I was talking to one of my Film Market Consulting clients the other day who returned from his first Cannes market and he said to me something to the effect of – How Does Any Film Make Money?
I think that’s a common question after returning from a film market since for miles and miles all you see are big posters of genre films throughout and films literally being sold by the pound. I remember being a sales agent myself and my first few markets even asking myself the same question – if this is the way it goes then how DOES any film make money?
The answer is not a simple one but boils down to this – most independent films DON’T make money unless they are budgeted modestly, happen to be the right genre with the right cast, and grab the attention of buyers such that you experience ‘lightening in a bottle’.
Then there are the break-out hits of course so I like to say ‘anything can happen’ and it’s true… but it’s very difficult to tell the true market viability of a project until you put it out to market.
What Can You Do To Increase Your Chances Though?
To increase the chances that your film will have ‘market viability’ you don’t need to reinvent the wheel – look at the formula other successful films use and follow their lead. Also, familiarize yourself with realistic sales projections so you know going in, what typical sales prices look like at various budget and cast levels.
If you have an opportunity (like my clients at Cannes did) to talk to sales agents and distributors before you make the film – take it! Gather all the intelligence you can and integrate that into your process.
I used to teach a Virtual Intensive called Distribution In Reverse that goes into great detail on how to reverse engineer your productions for market viability. It’s now an on-demand intensive and free for Film Specific Pro members. You can check out Distribution In Reverse here…
Back To You
At the end of the day, have your end goal in mind. I find many people make their film not to make money, but to start building credibility. So if that’s the case for you, then you obviously have more flexibility with what you can do. If you are in it to make some money (nothing wrong with that!) or you’re financing with a pure private equity model and need to pay investors back, then make sure you’re operating at the right budget level and doing everything you can on the front end to increase the market viability of your project so you don’t have to suffer through ‘surprises’ later on.

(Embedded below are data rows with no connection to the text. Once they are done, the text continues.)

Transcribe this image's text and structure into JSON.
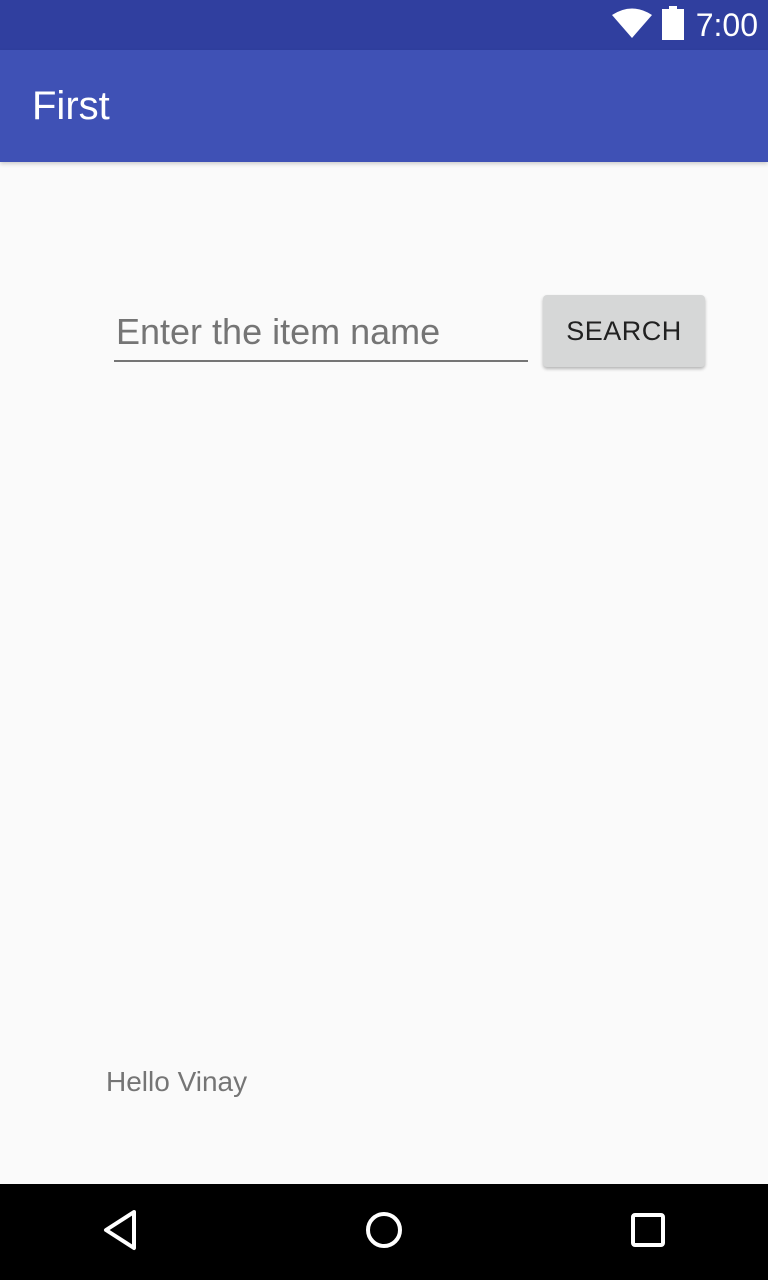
{
  "status_bar": {
    "time": "7:00",
    "icons": [
      "wifi-icon",
      "battery-icon"
    ],
    "background_color": "#303f9f"
  },
  "app_bar": {
    "title": "First",
    "background_color": "#3f51b5"
  },
  "search": {
    "placeholder": "Enter the item name",
    "value": "",
    "button_label": "SEARCH"
  },
  "greeting_text": "Hello Vinay",
  "nav_bar": {
    "icons": [
      "back-icon",
      "home-icon",
      "recents-icon"
    ]
  }
}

What do you think? What are you doing to increase market viability for your film? Please post any questions or comments you have in the comments section below…